BJ Tubular Services has completed a contract for Murphy Sarawak Oil Co. of Malaysia to provide pile-driving services for its jackup-deployed platform installation off the west coast of Borneo.
The project proved to be an engineering and operational challenge, the company said. The four structure support piles – measuring 36 in. x 1.25 in. – would also be used as conductors for the Production A platform in West Patricia field. Each of the four structure piles – or conductors – were to contain 3 x 13-3/8-in. casing strings, using AB- STL flush connections, depending on pipe weight. This configuration would serve as the basis of a 12-well platform. The four piles were made up using internally-externally flush Oil States Puma connections.
Murphy Oil Engineering determined that the required depth – or penetration – of the 36-in. piles would be from 72 to 75 m below the mudline. Using soil data and drive simulations provided, BJ proposed to use a reduced (ID) drive shoe to reduce the potential for washing out the casing during driving to reach the required pile penetration. This type of drive shoe is normally constructed from steel and remains inside the tip of the pile after it is driven into place.
However, due to the risk of connection interference and/or hang-up at the pile tip, Murphy Sarawak wanted a drillable drive shoe to avoid a permanent reduction in pile I.D. BJ proposed using an insert made of material other than steel that would perform the same function as a traditional drive shoe, but could be removed after pile driving was completed. Called the composite drillable drive shoe system, this approach would mitigate internal pile skin friction while driving and allow installation to be achieved with available equipment. BJ settled on 15-mm thick composite material sheets formed to suit the I.D. of the pipe in question, which were then bonded to the inner bore of the parent pipe.
BJ designed inserts and constructed scale models before testing them to destruction to determine the shear potential of the bonding material. Once testing was completed, BJ proposed the new system plans to Murphy Sarawak. The presentation included pile-driving simulations to demonstrate the performance of the composite material insert in conjunction with BJ's offshore hydraulic pile driving system.
Murphy Sarawak agreed to the use of the removable composite material insert, and BJ started with fabrication and subsequent installation of the inserts.
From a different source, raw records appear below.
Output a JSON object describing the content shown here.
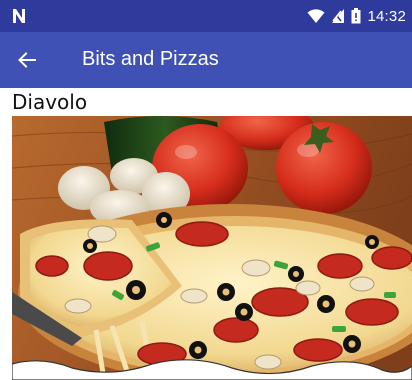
{
  "status_bar": {
    "carrier_glyph": "N",
    "time": "14:32",
    "icons": [
      "wifi-icon",
      "signal-icon",
      "battery-icon"
    ],
    "background": "#2e3a9c"
  },
  "app_bar": {
    "title": "Bits and Pizzas",
    "back_icon": "arrow-back-icon",
    "background": "#3f51b5"
  },
  "pizza": {
    "name": "Diavolo",
    "image": "pizza-photo"
  }
}
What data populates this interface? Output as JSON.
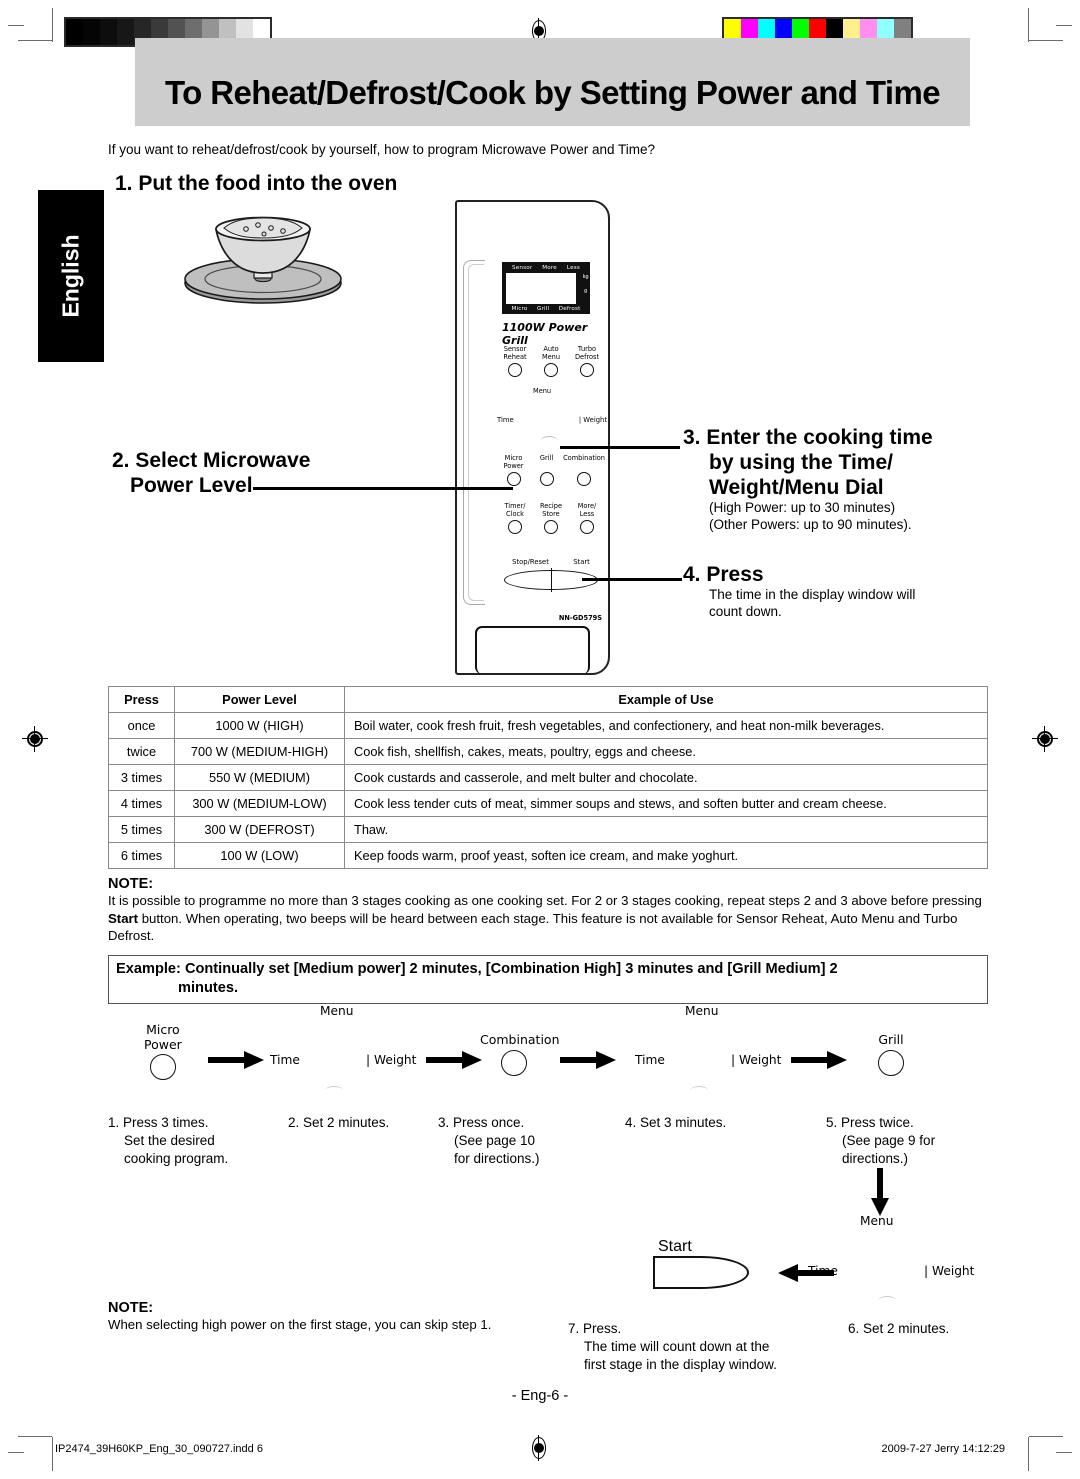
{
  "document": {
    "title": "To Reheat/Defrost/Cook by Setting Power and Time",
    "intro": "If you want to reheat/defrost/cook by yourself, how to program Microwave Power and Time?",
    "language_tab": "English",
    "page_number": "- Eng-6 -",
    "footer_file": "IP2474_39H60KP_Eng_30_090727.indd   6",
    "footer_stamp": "2009-7-27   Jerry 14:12:29"
  },
  "steps": {
    "step1": "1. Put the food into the oven",
    "step2_line1": "2. Select Microwave",
    "step2_line2": "Power Level",
    "step3_line1": "3. Enter the cooking time",
    "step3_line2": "by using the Time/",
    "step3_line3": "Weight/Menu Dial",
    "step3_note1": "(High Power: up to 30 minutes)",
    "step3_note2": "(Other Powers: up to 90 minutes).",
    "step4_head": "4. Press",
    "step4_note1": "The time in the display window will",
    "step4_note2": "count down."
  },
  "oven": {
    "model": "NN-GD579S",
    "brand_line": "1100W Power Grill",
    "lcd_top": [
      "Sensor",
      "More",
      "Less"
    ],
    "lcd_bottom": [
      "Micro",
      "Grill",
      "Defrost"
    ],
    "lcd_units": [
      "kg",
      "g"
    ],
    "dial_time": "Time",
    "dial_weight": "| Weight",
    "menu_label": "Menu",
    "row1": [
      {
        "line1": "Sensor",
        "line2": "Reheat"
      },
      {
        "line1": "Auto",
        "line2": "Menu"
      },
      {
        "line1": "Turbo",
        "line2": "Defrost"
      }
    ],
    "row2": [
      {
        "line1": "Micro",
        "line2": "Power"
      },
      {
        "line1": "Grill",
        "line2": ""
      },
      {
        "line1": "Combination",
        "line2": ""
      }
    ],
    "row3": [
      {
        "line1": "Timer/",
        "line2": "Clock"
      },
      {
        "line1": "Recipe",
        "line2": "Store"
      },
      {
        "line1": "More/",
        "line2": "Less"
      }
    ],
    "stop_label": "Stop/Reset",
    "start_label": "Start"
  },
  "power_table": {
    "headers": [
      "Press",
      "Power Level",
      "Example of Use"
    ],
    "rows": [
      {
        "press": "once",
        "level": "1000 W (HIGH)",
        "use": "Boil water, cook fresh fruit, fresh vegetables, and confectionery, and heat non-milk beverages."
      },
      {
        "press": "twice",
        "level": "700 W (MEDIUM-HIGH)",
        "use": "Cook fish, shellfish, cakes, meats, poultry, eggs and cheese."
      },
      {
        "press": "3 times",
        "level": "550 W (MEDIUM)",
        "use": "Cook custards and casserole, and melt bulter and chocolate."
      },
      {
        "press": "4 times",
        "level": "300 W (MEDIUM-LOW)",
        "use": "Cook less tender cuts of meat, simmer soups and stews, and soften butter and cream cheese."
      },
      {
        "press": "5 times",
        "level": "300 W (DEFROST)",
        "use": "Thaw."
      },
      {
        "press": "6 times",
        "level": "100 W (LOW)",
        "use": "Keep foods warm, proof yeast, soften ice cream, and make yoghurt."
      }
    ]
  },
  "note1": {
    "head": "NOTE:",
    "part1": "It is possible to programme no more than 3 stages cooking as one cooking set. For 2 or 3 stages cooking, repeat steps 2 and 3 above before pressing ",
    "bold": "Start",
    "part2": " button. When operating, two beeps will be heard between each stage. This feature is not available for Sensor Reheat, Auto Menu and Turbo Defrost."
  },
  "example_box": {
    "line1": "Example: Continually set [Medium power] 2 minutes, [Combination High] 3 minutes and [Grill Medium] 2",
    "line2": "minutes."
  },
  "flow": {
    "menu_label": "Menu",
    "time_label": "Time",
    "weight_label": "| Weight",
    "knob1": {
      "line1": "Micro",
      "line2": "Power"
    },
    "knob2": {
      "line1": "Combination",
      "line2": ""
    },
    "knob3": {
      "line1": "Grill",
      "line2": ""
    },
    "start_label": "Start",
    "cap1": "1. Press 3 times.\n    Set the desired\n    cooking program.",
    "cap1_l1": "1. Press 3 times.",
    "cap1_l2": "Set the desired",
    "cap1_l3": "cooking program.",
    "cap2": "2. Set 2 minutes.",
    "cap3_l1": "3. Press once.",
    "cap3_l2": "(See page 10",
    "cap3_l3": "for directions.)",
    "cap4": "4. Set 3 minutes.",
    "cap5_l1": "5. Press twice.",
    "cap5_l2": "(See page 9 for",
    "cap5_l3": "directions.)",
    "cap6": "6. Set 2 minutes.",
    "cap7_l1": "7. Press.",
    "cap7_l2": "The time will count down at the",
    "cap7_l3": "first stage in the display window."
  },
  "note2": {
    "head": "NOTE:",
    "body": "When selecting high power on the first stage, you can skip step 1."
  },
  "calibration": {
    "gray_steps": [
      "#000000",
      "#050505",
      "#0d0d0d",
      "#171717",
      "#262626",
      "#3a3a3a",
      "#525252",
      "#6e6e6e",
      "#949494",
      "#c0c0c0",
      "#e2e2e2",
      "#ffffff"
    ],
    "color_steps": [
      "#ffff00",
      "#ff00ff",
      "#00ffff",
      "#0000ff",
      "#00ff00",
      "#ff0000",
      "#000000",
      "#ffef8f",
      "#ff8fef",
      "#8fffff",
      "#808080"
    ]
  }
}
The approach involved removing the insert after pile driving had been completed during the first pass of drill bit, while the combined structure pile/conductor string was cleaned out to a point located just past the shoe. A watermelon mill was located above the bit and set to the I.D. of the pipe at 33.5 in. By doing so, the tip of the conductor/structure pipe size is returned to the size of the parent bore. Drilling forward then began for the 3 x 13-3/8 in. casing strings, and was completed on schedule.